  • Incision location: there are three ways to insert an implant: through a periareolar incision around your areola, an inframammary incision just below your chest muscle or a transaxillary incision through your armpit. With silicone implants, an inframammary incision is normally the best choice, as they are inserted fully inflated. With a saltwater implant there are more possible choices.

Mastectomy[edit | edit source]

See main article: mastectomy.

Some nonbinary people want or prefer to have a flat, masculine chest. For transgender children and teens, going on a prescription medicine called puberty blockers can postpone or pause puberty, which prevents or reduces the amount of breast growth they would have. The effects of puberty blockers are temporary, so breast growth will resume whenever the person stops taking that medicine. For people who have already had breast growth, going on hormone therapy such as testosterone may reduce breast size just a little bit, if at all, but it does not get rid of breasts. There are also nonbinary people who go on estrogen hormone therapy in order to get other body changes that they want, but who do not want breasts. Wearing a well-fitted sports bra or binder can reduce how large the breasts look, and temporarily make a flat, masculine chest shape. The only way to permanently get rid of breasts is through surgery. Surgery to take away the entire breast is called mastectomy. For transgender people, mastectomy is also called masculine chest reconstruction, to emphasize that they don't see it as a loss, but as fixing a problem.

Mastectomy for trans people is not as painful or traumatic as mastectomy to remove breast cancer or lumps, because the latter usually has to remove lymph nodes. For trans people, mastectomy is a short, single-stage procedure done under general anesthesia at a cosmetic surgery clinic or hospital. The patient goes home the same day. The recovery process depends on which method for mastectomy the patient had.

These are a few of the different methods for mastectomy. These options vary depending on what is possible or best for that patient's anatomy. They also vary from one surgeon to the next, since each has a specialty or a preferred method.[2]

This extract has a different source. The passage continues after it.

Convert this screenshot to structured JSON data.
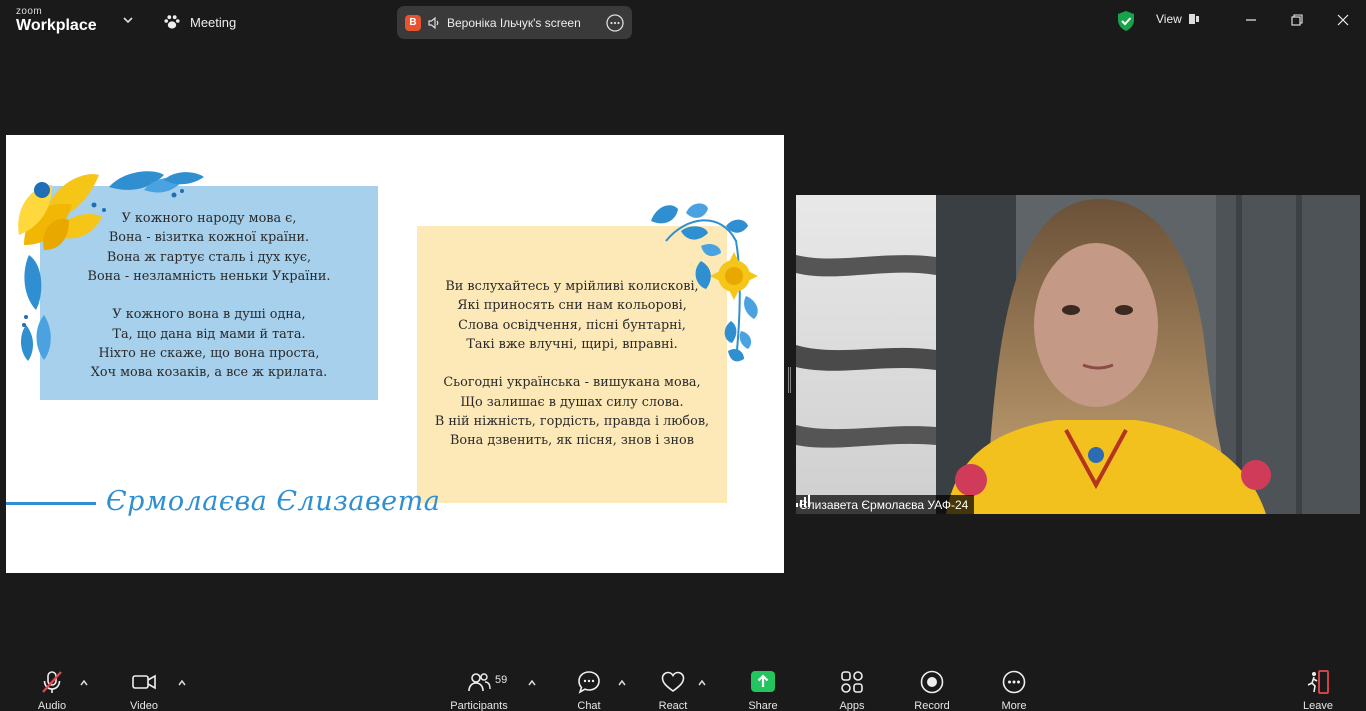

  • Double incision with free nipple grafts. In this surgery, both the breast tissue and the nipples are removed. Then, nipples are reconstructed in a typically male position. This usually causes loss of sensation in the nipples and the areolae.
  • Inverted-T or T-Anchor: This surgery is similar to the previous one, but the nipple is not removed, which means that the person is much more likely to still have nipple sensation. The nipple stays attached to the body with a piece of skin, and moved higher up on the chest after the breast volume is taken away. This creates a scar on each breast shaped like an upside down capital letter T, with a long horizontal scar below the pectoral muscle, and a vertical scar going up from the middle of that to the nipple.
  • Peri-areolar. In this surgery, the surgeon makes two incisions around the areolae in order to remove the breast tissue. Scarring is minimal, but it often requires further revision surgeries to reduce puckering from extra skin. Only people with medium to small chests are eligible.
  • Keyhole. A semi-circular incision is made under the areola, and the breast tissue is removed through it. Otherwise it is similar to peri-areolar.

Breast reduction[edit | edit source]

Some nonbinary people have larger breasts than they want. If the temporary methods such as sports bras and binders do not meet their needs, then they may prefer to get surgery to reduce the size of their breasts. The variety of methods for breast reduction are very similar to those for mastectomy described above. Larger breasts or those that need to go down more sizes will be reduced by the T-anchor method. Breasts that only need to be a little smaller can be reduced by the peri-areolar or keyhole method.

See also[edit | edit source]

References[edit | edit source]